This is on top of the proposed amendments giving broader powers and total discretion for the government to prosecute any individual, Robertson said.

Aside from individual concerns, he said, now is also the time for major international companies to speak up in defence of Internet freedom.

"This is a major challenge for Internet freedom in Malaysia.

"It is not just incumbent upon Malaysians but also companies such as Google, Facebook and Yahoo! It is time for them to step in and speak to the Malaysian government," he said.

PKR vice-president Tian Chua, who was also present at the press conference, noted that many Malaysians were not aware of the going-ons in Parliament, including on debates and the passing of new laws.

"The passing of a law often goes unnoticed, but the authorities hope that after this (the CMA amendment bill) has been passed, it will reshape how people use social media," said Tian Chua, the Batu MP.

The press conference was also held to launch HRW's latest report on Malaysia - Deepening the Culture of Fear (The Criminalisation of Peaceful Expression in Malaysia) - a follow-up to a report it released in October last year.

The report, among others, records the government's ongoing criminalisation of freedom of expression between October last year and September this year.

The News Lens has been authorized to repost this article.
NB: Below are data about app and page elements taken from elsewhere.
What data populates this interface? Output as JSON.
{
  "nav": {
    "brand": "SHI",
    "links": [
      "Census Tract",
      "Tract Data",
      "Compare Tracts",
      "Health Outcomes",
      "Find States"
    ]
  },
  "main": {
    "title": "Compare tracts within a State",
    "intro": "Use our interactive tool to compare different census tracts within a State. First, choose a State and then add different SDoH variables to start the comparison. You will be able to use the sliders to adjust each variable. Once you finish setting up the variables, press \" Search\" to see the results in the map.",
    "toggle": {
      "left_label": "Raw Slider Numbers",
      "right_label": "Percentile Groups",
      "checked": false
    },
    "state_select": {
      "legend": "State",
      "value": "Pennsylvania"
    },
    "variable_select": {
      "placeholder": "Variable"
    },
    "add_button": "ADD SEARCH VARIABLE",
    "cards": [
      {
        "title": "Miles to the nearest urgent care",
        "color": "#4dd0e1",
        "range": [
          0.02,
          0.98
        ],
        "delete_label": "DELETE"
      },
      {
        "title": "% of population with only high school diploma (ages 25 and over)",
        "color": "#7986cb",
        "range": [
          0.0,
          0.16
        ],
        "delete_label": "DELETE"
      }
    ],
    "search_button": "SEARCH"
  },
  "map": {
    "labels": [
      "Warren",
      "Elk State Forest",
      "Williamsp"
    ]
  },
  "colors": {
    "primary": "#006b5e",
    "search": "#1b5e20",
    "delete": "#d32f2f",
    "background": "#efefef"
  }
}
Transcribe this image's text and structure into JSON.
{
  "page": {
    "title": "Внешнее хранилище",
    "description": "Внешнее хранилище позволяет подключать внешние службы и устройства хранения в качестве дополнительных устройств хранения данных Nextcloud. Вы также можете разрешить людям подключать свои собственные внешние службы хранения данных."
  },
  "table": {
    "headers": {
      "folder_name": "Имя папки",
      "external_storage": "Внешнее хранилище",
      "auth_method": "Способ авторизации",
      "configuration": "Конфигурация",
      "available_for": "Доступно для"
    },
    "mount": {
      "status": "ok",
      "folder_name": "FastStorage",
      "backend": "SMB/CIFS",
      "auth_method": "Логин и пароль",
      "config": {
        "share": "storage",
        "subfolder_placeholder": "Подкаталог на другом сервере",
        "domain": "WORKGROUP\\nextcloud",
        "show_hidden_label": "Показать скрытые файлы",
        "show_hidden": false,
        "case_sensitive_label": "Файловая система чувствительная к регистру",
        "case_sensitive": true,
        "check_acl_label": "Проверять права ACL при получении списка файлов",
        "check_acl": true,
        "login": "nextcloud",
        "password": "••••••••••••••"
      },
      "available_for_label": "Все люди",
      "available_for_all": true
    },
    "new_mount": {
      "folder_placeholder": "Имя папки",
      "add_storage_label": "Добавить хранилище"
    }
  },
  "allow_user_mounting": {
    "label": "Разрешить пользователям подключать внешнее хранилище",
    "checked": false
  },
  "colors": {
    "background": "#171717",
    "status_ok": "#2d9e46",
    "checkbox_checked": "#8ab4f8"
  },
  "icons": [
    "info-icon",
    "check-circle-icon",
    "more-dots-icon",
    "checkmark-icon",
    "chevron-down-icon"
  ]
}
The piece was first published on Malaysiakini.

Edited by: Edward White